That is true. Insurance is a protection or cover for future conditions or illnesses. So, even if a woman falls pregnant one day after getting the insurance she has to be covered. However if she subscribes to the cover after she conceives she will not be covered. In case of other conditions such as diabetes, hypertension and other lifestyle disease, the insurance will not cover these for the first six months after which all pre-existing conditions have to be covered.

What happens in case a blue collar worker has an accident or cancer?

The insurance company has to pay the bills up to the annual aggregate limit. It is Dh150,000 annually. Then insurance firms are linked to visas and the organisation has the right to take the decision of renewing the visa of an employee with an insurance renewal. But until the validity of the visa, his treatment episodes will be covered.
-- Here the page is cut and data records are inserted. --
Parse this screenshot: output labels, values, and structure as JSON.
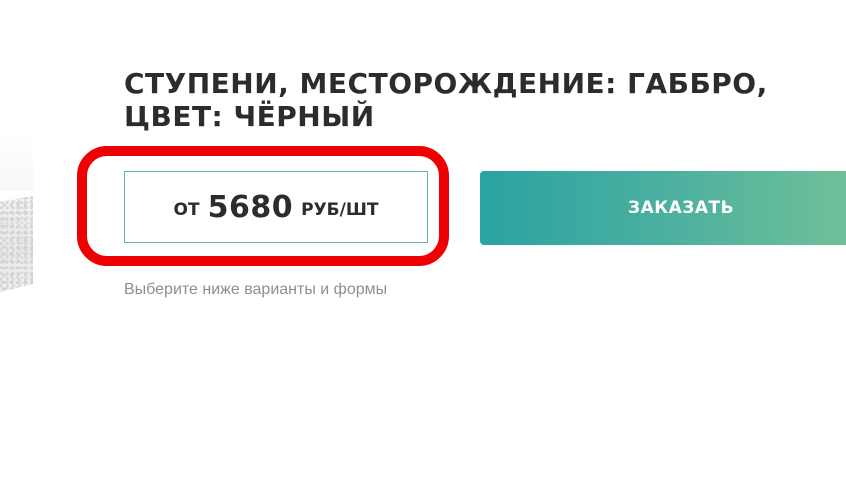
{
  "product": {
    "title_line1": "СТУПЕНИ, МЕСТОРОЖДЕНИЕ: ГАББРО,",
    "title_line2": "ЦВЕТ: ЧЁРНЫЙ",
    "price_prefix": "ОТ",
    "price_value": "5680",
    "price_unit": "РУБ/ШТ",
    "hint": "Выберите ниже варианты и формы"
  },
  "actions": {
    "order_label": "ЗАКАЗАТЬ"
  },
  "colors": {
    "accent_start": "#2aa3a2",
    "accent_end": "#72c198",
    "price_border": "#5db7b5",
    "highlight": "#ee0000"
  }
}
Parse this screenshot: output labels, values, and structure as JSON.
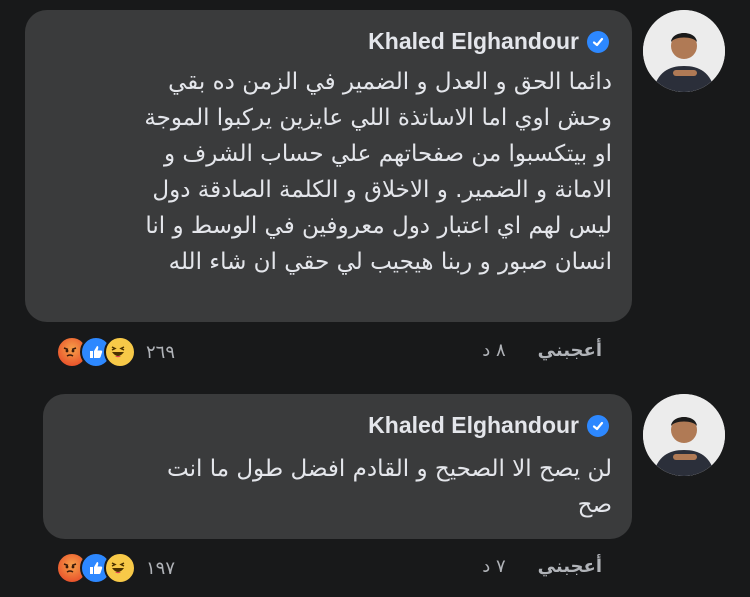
{
  "comments": [
    {
      "author": "Khaled Elghandour",
      "verified": true,
      "text": "دائما الحق و العدل و الضمير في الزمن ده بقي\nوحش اوي اما الاساتذة اللي عايزين يركبوا الموجة\nاو بيتكسبوا من صفحاتهم علي حساب الشرف و\nالامانة و الضمير. و الاخلاق و الكلمة الصادقة دول\nليس لهم اي اعتبار دول معروفين في الوسط و انا\nانسان صبور و ربنا هيجيب لي حقي ان شاء الله",
      "time": "٨ د",
      "like_label": "أعجبني",
      "reaction_count": "٢٦٩",
      "reactions": [
        "haha",
        "like",
        "angry"
      ]
    },
    {
      "author": "Khaled Elghandour",
      "verified": true,
      "text": "لن يصح الا الصحيح و القادم افضل طول ما انت\nصح",
      "time": "٧ د",
      "like_label": "أعجبني",
      "reaction_count": "١٩٧",
      "reactions": [
        "haha",
        "like",
        "angry"
      ]
    }
  ],
  "colors": {
    "background": "#18191a",
    "bubble": "#3a3b3c",
    "text": "#e4e6eb",
    "meta": "#b0b3b8",
    "verified": "#2d88ff"
  }
}
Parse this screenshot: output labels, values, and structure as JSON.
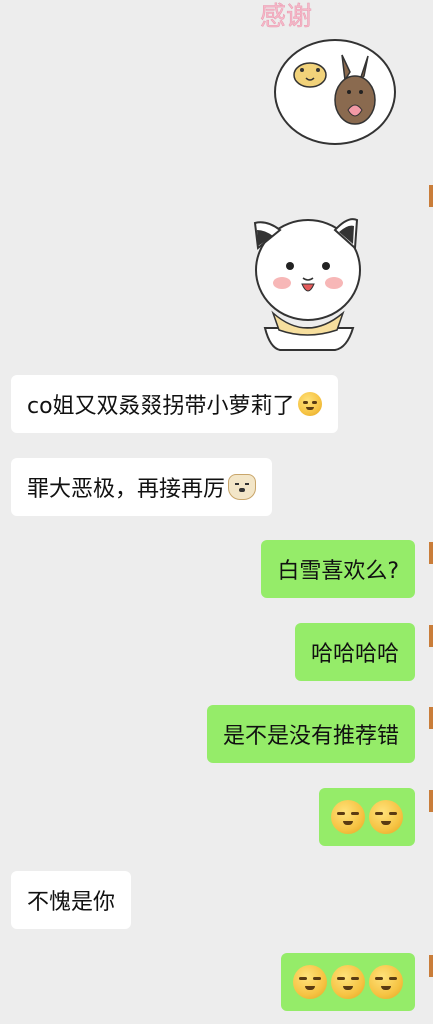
{
  "messages": [
    {
      "side": "in",
      "text": "co姐又双叒叕拐带小萝莉了",
      "emoji": "smirk-emoji"
    },
    {
      "side": "in",
      "text": "罪大恶极，再接再厉",
      "emoji": "dog-emoji"
    },
    {
      "side": "out",
      "text": "白雪喜欢么?"
    },
    {
      "side": "out",
      "text": "哈哈哈哈"
    },
    {
      "side": "out",
      "text": "是不是没有推荐错"
    },
    {
      "side": "out",
      "emoji_only": [
        "smirk-emoji",
        "smirk-emoji"
      ]
    },
    {
      "side": "in",
      "text": "不愧是你"
    },
    {
      "side": "out",
      "emoji_only": [
        "grimace-emoji",
        "grimace-emoji",
        "grimace-emoji"
      ]
    }
  ],
  "stickers": [
    {
      "name": "thank-you-duck-rabbit-sticker",
      "caption": "感谢"
    },
    {
      "name": "white-cat-scarf-sticker"
    }
  ],
  "colors": {
    "background": "#ededed",
    "incoming_bubble": "#ffffff",
    "outgoing_bubble": "#95ec69"
  }
}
In addition, we are in the final stages of establishing a public fund in case of any eventuality where the payment accrued is far beyond the aggregate limit. Such cases are likely to be only a handful and can be dealt with on a case-by-case basis. The system is designed to take care of the health needs of the majority and there are always going to be some exceptions.

In the case of newborns who covers their medical expenses?

A newborn is covered under the mother’s health insurance cover for 30 days after which the parents have to get the child an individual cover. The child’s birth complications will be covered to the maximum aggregate limit of the mother’s cover. However, this cover will not include congenital conditions such as cleft palate, club foot, Down’s Syndrome and the like.

What about special needs children?

All special needs children have basic health requirements which will be covered by the regular health cover. Their requirements for flu, cough, cold and regular requirement will be covered. However, the insurance will not cover special services such as speech therapy, special school or physiotherapy.

Blue collar workers: Blue collar workers can get extended coverage in their home country, too.Blue collar workers are now being offered an essential health benefit package by Takaful Emarat Insurance for Dh625 per annum that will provide them the same cover in their home countries such as India, Pakistan, Bangladesh, Sri Lanka and Nepal at no extra cost. Most South Asian workers come from these countries.

According to Dr Sanjay Patihankar, founder–director of Third Party Admistrator (TPA) for this insurance, said this is the first time that a UAE insurance has tied up with an international insurance provider, Vidal Net, that will give the workers a direct billing option in their home country. “While some insurance companies do provide extension of health services for workers back home, this cover provides direct billing facilities which no other cover in this category provides. The worker will be able to get adequate health cover in their country using the same insurance card with the same aggregate annual limit, etc. In India, for example, beneficiaries of this insurance can go to any of the 25,000 clinics and hospitals across the country.

Such a cover can help the worker in seeking standard medical facilities while on annual leave at home. Dr Paithankar quoted the case of a UAE worker from Varanasi in India who required an emergency angioplasty. The patient wanted to be with family members during his surgery. “The lowest quote we could get from a hospital in UAE was Dh65,000 but we were able to connect to Fortis in Varanasi and they did the same surgery for Dh17,000. We as TPA providers covered the patient’s travel costs and the surgery was carried out successfully. The patient has since recovered and reported back to work.”

It is expected that such an arrangement will improve productivity levels of workers who can now avail of the health services of a commendable standard in their home country.